Whether you’ve got your own private office, an open-plan space or even utilise a shared office, one thing for sure is Networking is now part of your arsenal of business tools. Unfortunately, Networking can make people feel anxious and nervous – but it’s important to remember that networking is a skill, and like any other skill it can be developed with training and coaching. People’s perception on networking is that it’s about sales and making deals, but it’s not just that, networking is also about building connections, learning, seeing opportunities, mentoring and helping others. Here are eight ways to network successfully and have fun doing it.
Image: 3D Social Networking by Chris Potter ccPixs.com CC BY 2.0
Have a plan. Since every person has value, it’s essential that you know what yours is. Before you attend any networking event, get clear on what talents, strengths, skill sets and connections you can bring to the table. Map out what you want to talk about, particularly how you may be able to help other people, either now or in the future.
Start networking before you need it. People can sense when someone is only out to help himself. Tip-offs ranging from a panicked look in the eyes to a portfolio brimming with resumes will send them running in the other direction. On the other hand, by networking when you have no ulterior motive, you can begin to build relationships and a reputation for being generous rather than self-serving.
Forget your personal agenda. While you may be tempted to network just to land a job or talk to people you normally wouldn’t have access to, that’s a mistake. Instead, make it your goal to be open, friendly and honest, and to forge connections between people who may be able to help each other. Generosity is an attractive quality and it’s something special that people will remember about you.
Never dismiss anyone as unimportant. Make it your mission to discover the value in each person you talk to. Ask questions and listen with interest. Don’t make the mistake of discounting people due to their titles. Someone you meet may “just” be a clerk, but they may have valuable connections or knowledge you’d never learn about if you’d dismissed them.
Figure out how you can be useful. Before any conversation comes to a close, be sure to ask, “How can I help you?” Because it’s done so rarely, you may encounter a surprised look, but it will most likely be accompanied by an appreciative smile. Always close by saying something like, “If you need anything, please reach out to me or connect via LinkedIn” and present your business card.
Connect the dots. Once you begin to listen to people, you’ll start realising how one person in the room may be able to help another. When you go out of your way to make those potentially promising connections, you’re doing your part to make the networking event a success.
Follow up and follow through. Everyone is busy these days with jobs, families, events, commitments – even so, it takes no more than a minute to shoot off an email to introduce two people you want to connect.
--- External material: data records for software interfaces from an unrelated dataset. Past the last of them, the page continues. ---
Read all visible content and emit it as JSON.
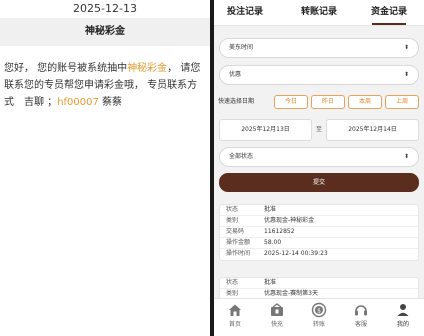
{
  "left": {
    "date": "2025-12-13",
    "title": "神秘彩金",
    "message_parts": [
      "您好， 您的账号被系统抽中",
      "神秘彩金",
      "， 请您联系您的专员帮您申请彩金哦， 专员联系方式　吉聊 ；",
      "hf00007",
      " 蔡蔡"
    ]
  },
  "tabs": [
    {
      "label": "投注记录"
    },
    {
      "label": "转账记录"
    },
    {
      "label": "资金记录"
    }
  ],
  "filters": {
    "timezone": "美东时间",
    "type": "优惠",
    "quick_label": "快速选择日期",
    "quick_buttons": [
      "今日",
      "昨日",
      "本周",
      "上周"
    ],
    "date_from": "2025年12月13日",
    "date_to_sep": "至",
    "date_to": "2025年12月14日",
    "status": "全部状态",
    "submit": "提交"
  },
  "records": [
    {
      "rows": [
        {
          "k": "状态",
          "v": "批准"
        },
        {
          "k": "类别",
          "v": "优惠现金-神秘彩金"
        },
        {
          "k": "交易码",
          "v": "11612852"
        },
        {
          "k": "操作金额",
          "v": "58.00"
        },
        {
          "k": "操作时间",
          "v": "2025-12-14 00:39:23"
        }
      ]
    },
    {
      "rows": [
        {
          "k": "状态",
          "v": "批准"
        },
        {
          "k": "类别",
          "v": "优惠现金-赛制第3天"
        }
      ]
    }
  ],
  "bottom_nav": [
    {
      "label": "首页",
      "icon": "home-icon"
    },
    {
      "label": "快充",
      "icon": "fast-charge-icon"
    },
    {
      "label": "转账",
      "icon": "transfer-icon"
    },
    {
      "label": "客服",
      "icon": "headset-icon"
    },
    {
      "label": "我的",
      "icon": "user-icon"
    }
  ],
  "colors": {
    "accent": "#5a2d1f",
    "highlight": "#e59a2e",
    "quick_border": "#e3a55c"
  }
}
They can take it from there and do the work – just enjoy being the bridge. Little things like that mean a lot to people and just one introduction can end up changing someone’s life for the better. Believe in the power of networking.
When you believe that the true value of networking lies in helping others and you do your part, you’ll soon discover magic happening all around you. The beauty of this approach is that you never know when that magic may cast its spell on you. And remember… Enjoy yourself!